Ensuring Safety at Sea: Australia’s Firm Stance on Pilot Transfer Accidents

In a decisive move to safeguard the lives of seafarers, the Australia Maritime Safety Authority (AMSA) has demonstrated its commitment to enforcing maritime safety regulations. Following a disturbing incident involving the failure of a pilot ladder on the Panama-flagged cargo ship Boshi 58, which led to serious injuries to a pilot, AMSA has secured the conviction of both the vessel’s master and its managing company, Fe Ye Shipping. This marks the second such conviction in less than a year, underlining a troubling trend in maritime operations that AMSA is attempting to address.

The case of the Boshi 58, a general cargo ship with a deadweight of 12,000 tons, managed by Hong Kong-based companies and built in 2006, highlights the grave consequences of neglecting safety protocols. On May 25, 2023, a pilot transfer operation turned perilous when the ship’s ladder broke, causing significant injuries to the pilot involved. Sadly, these incidents are not isolated, but part of a concerning pattern of accidents that, according to AMSA, are entirely preventable.

AMSA’s Executive Director Operations, Michael Drake, emphasized the critical importance of diligent maintenance, stowing, and rigging of pilot ladders. The authority has identified common lapses in safety practices, including the use of inadequately-sized ladders, improper combinations of ladders, unsafe usage of shackles, and a lack of regular inspections and maintenance. Such oversights not only endanger lives but also violate established safety standards.

The legal proceedings revealed that the Boshi 58‘s ladder had been neither regularly checked nor properly stored, leading to its deterioration. Both the ship’s master and Fe Ye Shipping acknowledged their failure to comply with regulations, resulting in fines of A$5,300 (US$3,450) and A$32,000 (US$20,850) respectively. These penalties are an important reminder of the legal and moral responsibilities which shipping companies have towards ensuring the safety of pilot transfers.

This incident is similar to case in June 2023 involving the Cyprus-flagged cargo ship AAL Dampier. The ship was departing the Port of Fremantle, Australia, in 2022 when another pilot ladder failure occurred, leading to severe injuries. The condition of the ladder in this instance was described as “shocking” by AMSA inspectors, resulting in fines for the master, and the shipping company for inadequate storage and inspections.
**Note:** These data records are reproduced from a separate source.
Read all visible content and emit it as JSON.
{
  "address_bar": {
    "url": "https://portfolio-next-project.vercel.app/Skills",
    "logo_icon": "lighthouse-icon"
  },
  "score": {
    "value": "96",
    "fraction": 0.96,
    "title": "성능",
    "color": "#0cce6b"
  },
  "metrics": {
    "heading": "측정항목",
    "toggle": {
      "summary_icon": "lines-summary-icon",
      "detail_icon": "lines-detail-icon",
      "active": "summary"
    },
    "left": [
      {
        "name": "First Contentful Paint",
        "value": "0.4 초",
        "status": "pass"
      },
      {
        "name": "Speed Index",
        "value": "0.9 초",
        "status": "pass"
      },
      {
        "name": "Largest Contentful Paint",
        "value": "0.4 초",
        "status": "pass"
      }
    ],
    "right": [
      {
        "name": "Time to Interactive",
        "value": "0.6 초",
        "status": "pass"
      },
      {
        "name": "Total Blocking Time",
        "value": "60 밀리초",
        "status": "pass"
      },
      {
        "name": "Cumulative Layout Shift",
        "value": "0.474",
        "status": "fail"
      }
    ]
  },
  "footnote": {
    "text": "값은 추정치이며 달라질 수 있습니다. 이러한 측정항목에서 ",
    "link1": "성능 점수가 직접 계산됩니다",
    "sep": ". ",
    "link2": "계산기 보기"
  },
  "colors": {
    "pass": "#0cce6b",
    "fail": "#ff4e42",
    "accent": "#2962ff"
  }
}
Through these prosecutions, AMSA is sending a clear message about the non-negotiable nature of maritime safety. The organization has not only taken legal action, but has also issued marine notices and safety bulletins on safe pilot transfer arrangements, demonstrating its proactive approach to preventing future incidents. These efforts reflect AMSA’s unwavering dedication to the welfare of crew members and the integrity of maritime operations.

The convictions of the Boshi 58 and AAL Dampier cases are sobering reminders of the potential consequences of neglecting safety protocols. They underscore the vital importance of adhering to maritime safety standards to prevent maritime incidents, which can have devastating impacts on human lives. As the maritime industry continues to navigate the complexities of global shipping, the role of regulatory bodies like AMSA in enforcing safety and accountability cannot be overstated.

We at the Herd Law Firm are proud to fight for seamen, maritime workers and passengers in all types of personal injury claims. As maritime personal injury attorneys located in northwest Houston, we never waver in our commitment to help these maritime workers and their families when they are injured.


Image Credit: MySeaTime.com

Let’s Discuss Your Case

If you or someone that you know has contracted COVID-19 while on board a cruise ship, you may be entitled to compensation. If so, call the law offices of the Herd Law Firm, PLLC for a risk-free evaluation of your potential case.

Call 713-955-3699 now!